The breathtaking list of policing activities up for grabs includes investigating crimes, detaining suspects, developing cases, responding to and investigating incidents, supporting victims and witnesses, managing high-risk individuals, patrolling neighbourhoods, managing intelligence, managing engagement with the public, as well as more traditional back-office functions, such as managing forensics, providing legal services, managing the vehicle fleet, finance and human resources... The contract notice does state that "bidders should note that not all these activities will necessarily be included in the final scope, and that each police force will select some activities from these areas where they see the best opportunities for transformation".Very often we see cities hire a police force rather than depending on the elected county sheriff, as many city councils (and even some county commissions) prefer to own the police department and its leadership rather than having to deal with elected officials who answer to the voters rather than to them. I wonder if this doesn't introduce a similar disconnect in accountability.
On the other hand, private corporations working for the US Federal government can be disciplined quite quickly compared to civil bureaucracies. Compared with disciplining rogue activities at the IRS or CIA, we can pull a contract and hire another firm with relative ease.
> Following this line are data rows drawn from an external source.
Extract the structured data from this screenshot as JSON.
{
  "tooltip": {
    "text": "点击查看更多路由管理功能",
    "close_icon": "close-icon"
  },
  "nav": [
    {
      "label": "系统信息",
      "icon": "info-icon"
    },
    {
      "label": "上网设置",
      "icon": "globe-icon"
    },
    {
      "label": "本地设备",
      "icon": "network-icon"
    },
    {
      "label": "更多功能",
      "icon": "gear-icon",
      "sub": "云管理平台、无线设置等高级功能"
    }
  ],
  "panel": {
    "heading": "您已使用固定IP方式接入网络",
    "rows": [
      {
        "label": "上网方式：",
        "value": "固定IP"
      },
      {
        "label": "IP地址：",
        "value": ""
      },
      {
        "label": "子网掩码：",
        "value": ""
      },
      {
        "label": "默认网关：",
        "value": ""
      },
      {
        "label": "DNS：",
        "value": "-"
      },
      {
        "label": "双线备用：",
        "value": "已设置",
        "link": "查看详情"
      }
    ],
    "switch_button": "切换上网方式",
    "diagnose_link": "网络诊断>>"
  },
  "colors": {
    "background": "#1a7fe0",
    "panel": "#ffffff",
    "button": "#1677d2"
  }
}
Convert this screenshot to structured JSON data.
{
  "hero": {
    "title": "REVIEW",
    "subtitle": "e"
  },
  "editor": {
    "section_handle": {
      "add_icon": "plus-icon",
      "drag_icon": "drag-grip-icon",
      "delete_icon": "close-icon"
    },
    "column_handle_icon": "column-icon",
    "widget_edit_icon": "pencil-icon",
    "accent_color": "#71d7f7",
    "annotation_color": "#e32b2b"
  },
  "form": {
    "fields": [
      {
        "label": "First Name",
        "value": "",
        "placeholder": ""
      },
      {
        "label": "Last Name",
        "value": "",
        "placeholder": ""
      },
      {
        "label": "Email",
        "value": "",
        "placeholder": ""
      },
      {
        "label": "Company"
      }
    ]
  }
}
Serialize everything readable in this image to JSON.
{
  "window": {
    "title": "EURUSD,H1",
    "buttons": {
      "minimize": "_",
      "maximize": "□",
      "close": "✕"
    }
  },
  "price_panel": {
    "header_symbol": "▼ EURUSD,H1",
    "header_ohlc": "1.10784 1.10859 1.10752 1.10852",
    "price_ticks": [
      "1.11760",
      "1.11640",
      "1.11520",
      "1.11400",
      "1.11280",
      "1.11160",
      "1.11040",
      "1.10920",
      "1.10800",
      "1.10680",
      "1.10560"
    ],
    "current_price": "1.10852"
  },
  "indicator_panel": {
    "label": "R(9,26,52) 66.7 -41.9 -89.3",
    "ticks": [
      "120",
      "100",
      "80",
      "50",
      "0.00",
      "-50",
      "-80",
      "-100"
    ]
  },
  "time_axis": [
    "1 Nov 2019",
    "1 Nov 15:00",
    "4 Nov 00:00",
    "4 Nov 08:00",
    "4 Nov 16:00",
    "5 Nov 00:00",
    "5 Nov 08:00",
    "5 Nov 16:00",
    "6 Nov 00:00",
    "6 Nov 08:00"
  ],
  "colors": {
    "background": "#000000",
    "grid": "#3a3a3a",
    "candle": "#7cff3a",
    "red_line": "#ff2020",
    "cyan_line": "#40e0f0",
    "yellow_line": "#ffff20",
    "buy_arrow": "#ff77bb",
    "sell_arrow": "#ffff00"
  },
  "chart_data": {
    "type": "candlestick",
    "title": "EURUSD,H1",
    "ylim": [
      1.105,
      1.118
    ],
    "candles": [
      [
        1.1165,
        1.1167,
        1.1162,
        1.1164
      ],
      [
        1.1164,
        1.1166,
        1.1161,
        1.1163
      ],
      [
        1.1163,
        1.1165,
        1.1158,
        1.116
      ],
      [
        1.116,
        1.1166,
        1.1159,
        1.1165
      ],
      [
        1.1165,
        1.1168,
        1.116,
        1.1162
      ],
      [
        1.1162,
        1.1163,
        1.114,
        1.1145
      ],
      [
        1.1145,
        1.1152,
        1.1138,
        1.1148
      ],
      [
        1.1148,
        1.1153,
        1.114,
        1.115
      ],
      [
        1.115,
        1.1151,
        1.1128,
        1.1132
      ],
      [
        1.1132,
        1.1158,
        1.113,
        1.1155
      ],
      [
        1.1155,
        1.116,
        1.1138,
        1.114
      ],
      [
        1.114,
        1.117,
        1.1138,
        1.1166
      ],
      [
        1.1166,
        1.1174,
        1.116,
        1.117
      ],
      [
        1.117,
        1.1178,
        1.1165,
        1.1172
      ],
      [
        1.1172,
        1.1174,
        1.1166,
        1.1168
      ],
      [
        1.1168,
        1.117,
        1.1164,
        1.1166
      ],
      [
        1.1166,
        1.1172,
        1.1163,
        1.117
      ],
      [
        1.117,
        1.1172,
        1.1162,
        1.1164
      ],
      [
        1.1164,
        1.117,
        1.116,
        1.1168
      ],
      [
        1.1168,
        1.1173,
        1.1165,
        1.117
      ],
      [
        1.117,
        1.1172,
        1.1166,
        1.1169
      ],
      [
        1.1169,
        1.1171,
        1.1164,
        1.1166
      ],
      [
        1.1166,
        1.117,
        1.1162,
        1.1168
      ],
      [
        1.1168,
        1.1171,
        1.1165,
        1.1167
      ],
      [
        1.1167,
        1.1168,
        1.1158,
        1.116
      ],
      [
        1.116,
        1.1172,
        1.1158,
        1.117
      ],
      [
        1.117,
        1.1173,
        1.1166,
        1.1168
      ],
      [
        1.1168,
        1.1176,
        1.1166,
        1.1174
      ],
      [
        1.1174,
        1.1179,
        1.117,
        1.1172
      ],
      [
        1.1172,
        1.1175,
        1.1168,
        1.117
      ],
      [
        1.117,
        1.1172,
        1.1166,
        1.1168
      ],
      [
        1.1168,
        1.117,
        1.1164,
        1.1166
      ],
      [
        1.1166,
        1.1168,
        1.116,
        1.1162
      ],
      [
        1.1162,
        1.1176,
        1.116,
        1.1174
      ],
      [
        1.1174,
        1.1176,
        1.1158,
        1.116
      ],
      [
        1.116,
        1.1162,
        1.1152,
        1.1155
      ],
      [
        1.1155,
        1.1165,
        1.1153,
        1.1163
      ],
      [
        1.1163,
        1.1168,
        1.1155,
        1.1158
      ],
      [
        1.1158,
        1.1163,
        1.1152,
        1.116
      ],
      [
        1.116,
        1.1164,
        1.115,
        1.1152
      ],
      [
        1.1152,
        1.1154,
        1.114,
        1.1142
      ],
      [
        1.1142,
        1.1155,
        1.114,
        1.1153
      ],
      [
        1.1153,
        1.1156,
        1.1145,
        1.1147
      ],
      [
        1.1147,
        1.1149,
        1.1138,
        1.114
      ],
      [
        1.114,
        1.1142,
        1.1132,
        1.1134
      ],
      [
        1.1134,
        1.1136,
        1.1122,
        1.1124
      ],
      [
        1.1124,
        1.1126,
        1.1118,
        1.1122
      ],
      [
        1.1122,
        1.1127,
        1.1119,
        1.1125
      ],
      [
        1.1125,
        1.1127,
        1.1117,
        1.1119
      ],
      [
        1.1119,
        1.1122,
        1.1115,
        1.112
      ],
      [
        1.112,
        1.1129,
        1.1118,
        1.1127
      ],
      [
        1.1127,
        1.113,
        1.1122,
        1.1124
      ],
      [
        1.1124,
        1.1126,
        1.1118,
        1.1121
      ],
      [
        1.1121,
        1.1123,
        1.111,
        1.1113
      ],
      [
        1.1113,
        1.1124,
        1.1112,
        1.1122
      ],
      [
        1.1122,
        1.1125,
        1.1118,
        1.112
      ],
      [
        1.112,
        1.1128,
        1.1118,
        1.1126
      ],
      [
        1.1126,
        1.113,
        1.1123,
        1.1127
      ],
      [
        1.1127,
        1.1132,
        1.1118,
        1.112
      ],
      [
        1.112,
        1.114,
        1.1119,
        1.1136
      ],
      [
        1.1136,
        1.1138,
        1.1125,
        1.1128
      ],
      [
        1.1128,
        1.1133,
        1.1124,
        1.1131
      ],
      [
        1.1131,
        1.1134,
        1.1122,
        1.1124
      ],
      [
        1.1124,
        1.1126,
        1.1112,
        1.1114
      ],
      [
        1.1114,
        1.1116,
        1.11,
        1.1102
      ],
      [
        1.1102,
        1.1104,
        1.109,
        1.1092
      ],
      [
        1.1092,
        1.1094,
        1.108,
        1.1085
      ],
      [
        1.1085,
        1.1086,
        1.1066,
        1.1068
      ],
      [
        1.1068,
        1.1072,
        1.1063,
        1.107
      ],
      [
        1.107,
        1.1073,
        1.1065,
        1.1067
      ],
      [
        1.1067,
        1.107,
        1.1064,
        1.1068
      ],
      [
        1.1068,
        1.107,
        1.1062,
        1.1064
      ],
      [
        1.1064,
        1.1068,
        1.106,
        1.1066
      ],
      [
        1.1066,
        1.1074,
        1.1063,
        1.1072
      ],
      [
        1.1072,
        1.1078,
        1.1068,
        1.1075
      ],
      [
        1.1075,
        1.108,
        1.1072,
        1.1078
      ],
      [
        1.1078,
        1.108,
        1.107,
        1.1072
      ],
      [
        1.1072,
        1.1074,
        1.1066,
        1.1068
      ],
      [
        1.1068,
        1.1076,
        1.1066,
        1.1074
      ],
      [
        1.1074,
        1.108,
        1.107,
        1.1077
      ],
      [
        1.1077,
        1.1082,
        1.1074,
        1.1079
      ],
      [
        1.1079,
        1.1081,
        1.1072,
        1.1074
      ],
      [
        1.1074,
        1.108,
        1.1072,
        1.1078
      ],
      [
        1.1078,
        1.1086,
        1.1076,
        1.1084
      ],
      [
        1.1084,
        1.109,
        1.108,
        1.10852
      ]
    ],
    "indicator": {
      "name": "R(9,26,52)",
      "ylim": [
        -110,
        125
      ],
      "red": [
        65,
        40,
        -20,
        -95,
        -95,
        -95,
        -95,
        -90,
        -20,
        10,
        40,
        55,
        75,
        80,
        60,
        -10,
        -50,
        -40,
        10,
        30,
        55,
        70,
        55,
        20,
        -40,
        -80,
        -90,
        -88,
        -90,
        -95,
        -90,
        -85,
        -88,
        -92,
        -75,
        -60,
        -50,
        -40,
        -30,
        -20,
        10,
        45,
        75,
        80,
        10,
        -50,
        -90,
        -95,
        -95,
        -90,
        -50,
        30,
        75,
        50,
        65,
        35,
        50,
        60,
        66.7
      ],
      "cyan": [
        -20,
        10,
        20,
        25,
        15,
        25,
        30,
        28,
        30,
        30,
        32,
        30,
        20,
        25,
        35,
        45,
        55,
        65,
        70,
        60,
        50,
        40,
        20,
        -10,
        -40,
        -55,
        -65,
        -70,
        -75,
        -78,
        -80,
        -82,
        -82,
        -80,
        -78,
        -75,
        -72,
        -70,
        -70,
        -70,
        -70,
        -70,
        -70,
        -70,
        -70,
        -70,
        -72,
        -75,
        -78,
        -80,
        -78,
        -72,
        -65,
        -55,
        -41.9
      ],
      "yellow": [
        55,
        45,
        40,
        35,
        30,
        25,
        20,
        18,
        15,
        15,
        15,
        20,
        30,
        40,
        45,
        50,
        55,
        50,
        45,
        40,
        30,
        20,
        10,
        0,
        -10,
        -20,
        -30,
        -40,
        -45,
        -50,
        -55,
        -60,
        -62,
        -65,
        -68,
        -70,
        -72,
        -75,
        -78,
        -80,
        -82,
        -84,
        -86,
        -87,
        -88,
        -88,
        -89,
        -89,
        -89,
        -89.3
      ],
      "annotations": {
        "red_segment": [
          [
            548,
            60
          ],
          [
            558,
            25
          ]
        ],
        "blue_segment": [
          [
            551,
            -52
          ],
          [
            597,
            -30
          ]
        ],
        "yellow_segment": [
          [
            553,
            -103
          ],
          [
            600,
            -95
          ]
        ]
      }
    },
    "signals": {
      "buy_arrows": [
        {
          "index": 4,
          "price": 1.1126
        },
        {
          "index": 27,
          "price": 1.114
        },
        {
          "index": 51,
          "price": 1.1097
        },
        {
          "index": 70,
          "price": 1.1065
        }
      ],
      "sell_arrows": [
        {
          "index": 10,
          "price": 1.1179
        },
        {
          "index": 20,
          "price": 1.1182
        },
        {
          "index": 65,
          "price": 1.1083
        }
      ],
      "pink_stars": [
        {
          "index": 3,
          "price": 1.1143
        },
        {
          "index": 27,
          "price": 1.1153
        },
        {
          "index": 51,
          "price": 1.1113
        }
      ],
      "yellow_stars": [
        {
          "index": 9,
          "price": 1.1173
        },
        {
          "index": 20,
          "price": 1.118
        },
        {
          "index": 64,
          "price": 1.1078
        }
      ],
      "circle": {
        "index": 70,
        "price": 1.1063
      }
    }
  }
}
We're not very good at holding individuals accountable in either case, but civil service employees are notoriously difficult to fire.